[Items from an interface collection]
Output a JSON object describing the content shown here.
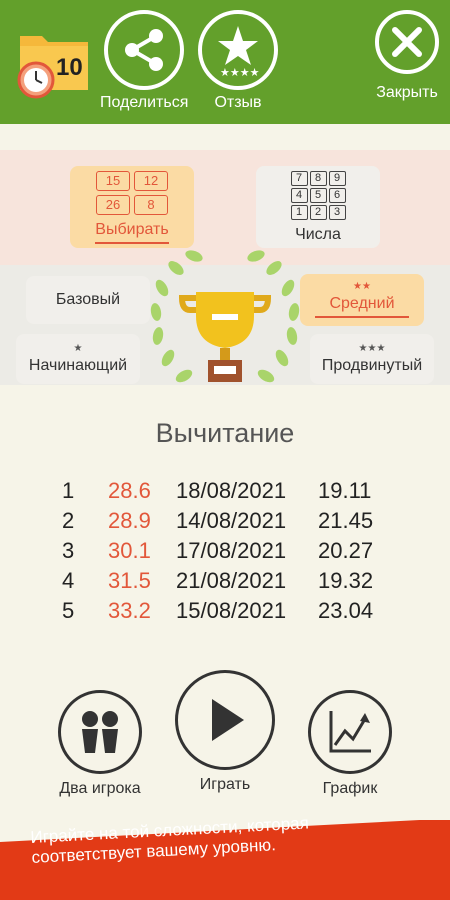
{
  "header": {
    "folder_count": "10",
    "share_label": "Поделиться",
    "review_label": "Отзыв",
    "close_label": "Закрыть"
  },
  "modes": {
    "choose": {
      "label": "Выбирать",
      "numbers": [
        "15",
        "12",
        "26",
        "8"
      ]
    },
    "numbers": {
      "label": "Числа",
      "keys": [
        "7",
        "8",
        "9",
        "4",
        "5",
        "6",
        "1",
        "2",
        "3"
      ]
    }
  },
  "levels": {
    "basic": "Базовый",
    "medium": "Средний",
    "medium_stars": "★★",
    "beginner": "Начинающий",
    "beginner_stars": "★",
    "advanced": "Продвинутый",
    "advanced_stars": "★★★"
  },
  "title": "Вычитание",
  "results": [
    {
      "rank": "1",
      "score": "28.6",
      "date": "18/08/2021",
      "time": "19.11"
    },
    {
      "rank": "2",
      "score": "28.9",
      "date": "14/08/2021",
      "time": "21.45"
    },
    {
      "rank": "3",
      "score": "30.1",
      "date": "17/08/2021",
      "time": "20.27"
    },
    {
      "rank": "4",
      "score": "31.5",
      "date": "21/08/2021",
      "time": "19.32"
    },
    {
      "rank": "5",
      "score": "33.2",
      "date": "15/08/2021",
      "time": "23.04"
    }
  ],
  "bottom": {
    "two_players": "Два игрока",
    "play": "Играть",
    "chart": "График"
  },
  "banner": "Играйте на той сложности, которая соответствует вашему уровню.",
  "colors": {
    "header": "#63a02b",
    "accent": "#e2573a",
    "selected": "#fbdba4"
  }
}
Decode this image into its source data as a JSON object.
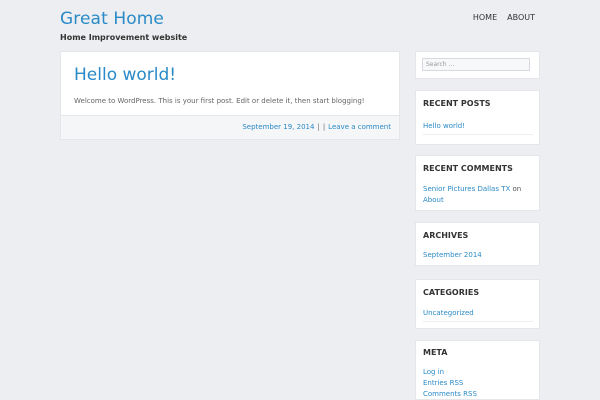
{
  "header": {
    "site_title": "Great Home",
    "site_description": "Home Improvement website",
    "nav": [
      "HOME",
      "ABOUT"
    ]
  },
  "post": {
    "title": "Hello world!",
    "content": "Welcome to WordPress. This is your first post. Edit or delete it, then start blogging!",
    "date": "September 19, 2014",
    "sep": "|",
    "sep2": "|",
    "comments": "Leave a comment"
  },
  "sidebar": {
    "search_placeholder": "Search ...",
    "recent_posts": {
      "title": "RECENT POSTS",
      "items": [
        "Hello world!"
      ]
    },
    "recent_comments": {
      "title": "RECENT COMMENTS",
      "author": "Senior Pictures Dallas TX",
      "on": "on",
      "post": "About"
    },
    "archives": {
      "title": "ARCHIVES",
      "items": [
        "September 2014"
      ]
    },
    "categories": {
      "title": "CATEGORIES",
      "items": [
        "Uncategorized"
      ]
    },
    "meta": {
      "title": "META",
      "items": [
        "Log in",
        "Entries RSS",
        "Comments RSS"
      ]
    }
  }
}
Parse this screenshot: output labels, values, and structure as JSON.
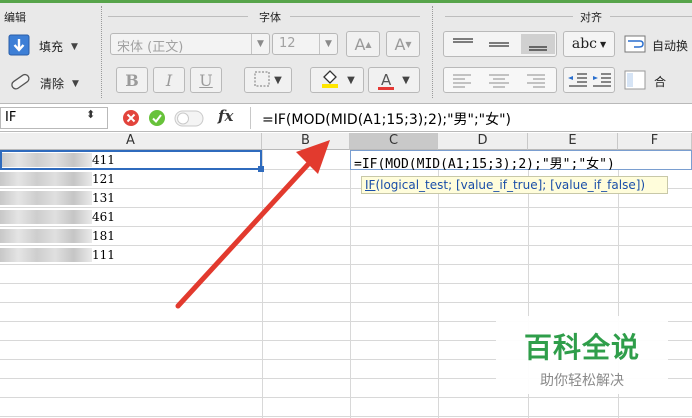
{
  "ribbon": {
    "groups": {
      "edit": "编辑",
      "font": "字体",
      "align": "对齐"
    },
    "fill_label": "填充",
    "clear_label": "清除",
    "font_name": "宋体 (正文)",
    "font_size": "12",
    "grow_label": "A",
    "shrink_label": "A",
    "bold_label": "B",
    "italic_label": "I",
    "underline_label": "U",
    "font_color_label": "A",
    "abc_label": "abc",
    "wrap_label": "自动换",
    "merge_label": "合",
    "colors": {
      "highlight": "#ffe600",
      "font_color": "#e53935",
      "accent": "#57a44a"
    }
  },
  "formula_bar": {
    "name_box": "IF",
    "fx_label": "fx",
    "formula": "=IF(MOD(MID(A1;15;3);2);\"男\";\"女\")"
  },
  "grid": {
    "columns": [
      "A",
      "B",
      "C",
      "D",
      "E",
      "F"
    ],
    "rows": [
      "411",
      "121",
      "131",
      "461",
      "181",
      "111"
    ],
    "editing_formula": "=IF(MOD(MID(A1;15;3);2);\"男\";\"女\")",
    "tooltip_fn": "IF",
    "tooltip_args": "(logical_test; [value_if_true]; [value_if_false])"
  },
  "watermark": {
    "title": "百科全说",
    "subtitle": "助你轻松解决"
  }
}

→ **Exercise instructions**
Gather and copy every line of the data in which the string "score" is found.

→ **Completed exercise**
      "score": "28.6",
      "score": "28.9",
      "score": "30.1",
      "score": "31.5",
      "score": "33.2",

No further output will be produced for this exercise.